Chelation therapy, which uses ethylenediaminetetraacetic acid (EDTA), was initially used to treat heavy metal poisoning. However, it was discovered that it can also remove clogged arteries by treating patients with heart disease.
EDTA can bind calcium from the artery plaque, thus minimizing the risk of heart attacks and strokes. It benefits the entire cardiovascular system, from large arteries to tiny capillaries and arterioles.
Removing Heavy Metals
Heavy metals like mercury and lead can accumulate in the body and contribute to disease. During chelation therapy, you are given a chelator or chelating agent that binds to these metals and pulls them out of the body through urination.
The most commonly used chelator is ethylenediaminetetraacetic acid or EDTA. This medication has a claw-like molecular structure that binds to heavy metals and other toxins. It has been proven effective in removing these toxins from the body and is widely used to treat metal poisoning.
There is no evidence to support the claims made by certain medical professionals that chelation can be used to cure diseases, including rheumatoid arthritis and cardiovascular disease. For these reasons, you should always seek chelation therapy under a doctor’s supervision and only when necessary for metal poisoning or other severe conditions.
Eliminating Free Radicals
While there is no scientific proof that chelation therapy can protect against Alzheimer’s or heart disease, it may help with other conditions. Chelation can remove heavy metals from the body by binding them to a chemical compound like calcium disodium ethylenediamine tetraacetic acid (CaNa2EDTA) and excreting them through the kidneys. One of chelation therapy benefits is it helps eliminate free radicals unstable molecules that cause oxidative damage to cells and tissues.
Other chelating compounds are also used, including dimercaprol, which can treat more severe cases of mercury or arsenic poisoning, and penicillamine, which can treat Wilson’s disease (a condition that occurs when the body builds up too much copper). Sodium 2,3-dimercaptopropane 1-sulfonate (DMPS), another chelator type, may effectively treat scleroderma, rheumatoid arthritis, and other chronic immune system disorders.
EDTA chelation may be beneficial in treating high levels of lead and other metals in the blood because it can rapidly bind to these substances and excrete them through the urine.
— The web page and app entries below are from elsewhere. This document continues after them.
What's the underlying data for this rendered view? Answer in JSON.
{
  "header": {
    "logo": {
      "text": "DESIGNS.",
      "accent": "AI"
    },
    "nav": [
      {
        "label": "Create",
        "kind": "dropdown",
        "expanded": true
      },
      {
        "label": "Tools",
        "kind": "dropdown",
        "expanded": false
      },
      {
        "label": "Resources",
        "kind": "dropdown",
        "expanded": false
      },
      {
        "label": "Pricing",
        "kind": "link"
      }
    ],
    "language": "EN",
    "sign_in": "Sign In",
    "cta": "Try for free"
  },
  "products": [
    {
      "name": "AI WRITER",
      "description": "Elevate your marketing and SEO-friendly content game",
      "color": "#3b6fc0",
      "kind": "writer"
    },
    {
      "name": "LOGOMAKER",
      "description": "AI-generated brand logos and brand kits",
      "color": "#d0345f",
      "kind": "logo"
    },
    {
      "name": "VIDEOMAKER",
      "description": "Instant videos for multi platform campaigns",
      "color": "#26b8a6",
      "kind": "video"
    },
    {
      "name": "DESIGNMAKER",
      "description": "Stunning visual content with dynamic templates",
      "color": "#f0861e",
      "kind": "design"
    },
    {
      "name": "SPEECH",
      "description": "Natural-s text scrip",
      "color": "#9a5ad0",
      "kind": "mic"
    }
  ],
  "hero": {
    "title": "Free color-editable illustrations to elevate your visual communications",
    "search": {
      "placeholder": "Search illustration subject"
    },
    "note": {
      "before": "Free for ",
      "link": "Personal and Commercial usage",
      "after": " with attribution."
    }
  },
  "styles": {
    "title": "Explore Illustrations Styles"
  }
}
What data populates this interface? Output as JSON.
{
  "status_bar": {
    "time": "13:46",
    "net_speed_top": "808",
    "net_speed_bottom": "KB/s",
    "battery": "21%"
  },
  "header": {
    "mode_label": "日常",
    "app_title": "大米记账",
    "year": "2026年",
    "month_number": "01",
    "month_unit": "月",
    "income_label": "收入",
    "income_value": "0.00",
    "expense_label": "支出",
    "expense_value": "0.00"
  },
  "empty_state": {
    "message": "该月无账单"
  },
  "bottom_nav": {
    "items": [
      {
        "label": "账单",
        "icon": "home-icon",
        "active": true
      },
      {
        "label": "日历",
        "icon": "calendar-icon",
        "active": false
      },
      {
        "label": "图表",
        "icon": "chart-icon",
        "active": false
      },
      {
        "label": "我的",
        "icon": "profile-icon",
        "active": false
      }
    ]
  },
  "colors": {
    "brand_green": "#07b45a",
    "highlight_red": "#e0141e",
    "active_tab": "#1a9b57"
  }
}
It is essential to know that this off-label use of EDTA often requires multiple intravenous infusions several times per week for months at a time, and many patients continue with lifelong maintenance therapy.
In addition, chelating agents form stable complexes with metals and may shield biological targets from the metal ions during complex formation, which can reduce local toxicity. Desferrioxamine (DFOA), for example, completely covers the iron surface during chelation, preventing iron-catalyzed oxidative reactions in cells.
Restoring Natural Vitamin and Mineral Levels
Chelation therapy uses particular drugs to grab onto heavy metals in your bloodstream, which are then removed through your urine. The drugs may be given via intravenous infusions or in pill form. They can also help restore essential vitamins and minerals depleted when heavy metals accumulate in your body.
The most common chelating drug is ethylenediaminetetraacetic acid or EDTA. It’s been U.S. Food and Drug Administration-approved for treating mercury and lead poisoning, iron overload (hemochromatosis), and other conditions.
Some alternative healthcare providers and dietary supplement companies use EDTA to treat conditions not approved by the FDA. They claim that the treatment reduces symptoms of autism, Alzheimer’s, and heart disease by removing heavy metals from the body. However, these claims aren’t supported by scientific evidence.
Proponents of chelation therapy say the treatment improves heart disease by reducing a buildup of fatty deposits called plaque in the arteries. They say that chelators bind to calcium found in plaque, which helps remove it from the artery walls.
In a world saturated with toxins, boosting your immunity and protecting yourself from the damage they cause is vital. Chelation therapy can help by removing unhealthy heavy metal and nutritional mineral accumulations in the body.
These substances can harm hormone regulation, cell replication, and immune system function. The chelating agent EDTA is injected into the bloodstream and circulates throughout the body, binding to toxic elements. Once the chelator binds to the element, it is excreted through the urine.
Some believe chelation therapy helps treat conditions like heart disease, autism, Alzheimer’s disease, and diabetes. However, these claims lack substantial scientific evidence. Chelation therapy is an effective treatment for heavy metal poisoning and is safe under medical supervision.
There is some evidence that chelation can treat atherosclerosis, but more extensive clinical trials are needed to confirm these results. Chelation therapy may also benefit people with diabetes because it binds to the calcium in plaque, reducing its buildup and making the arteries less rigid.
Some chelating agents, such as dimercaprol and penicillamine, can treat more severe cases of metal poisoning. They are especially effective in chelating mercury and arsenic. They can also help with Wilson’s disease, which excess copper causes in the body.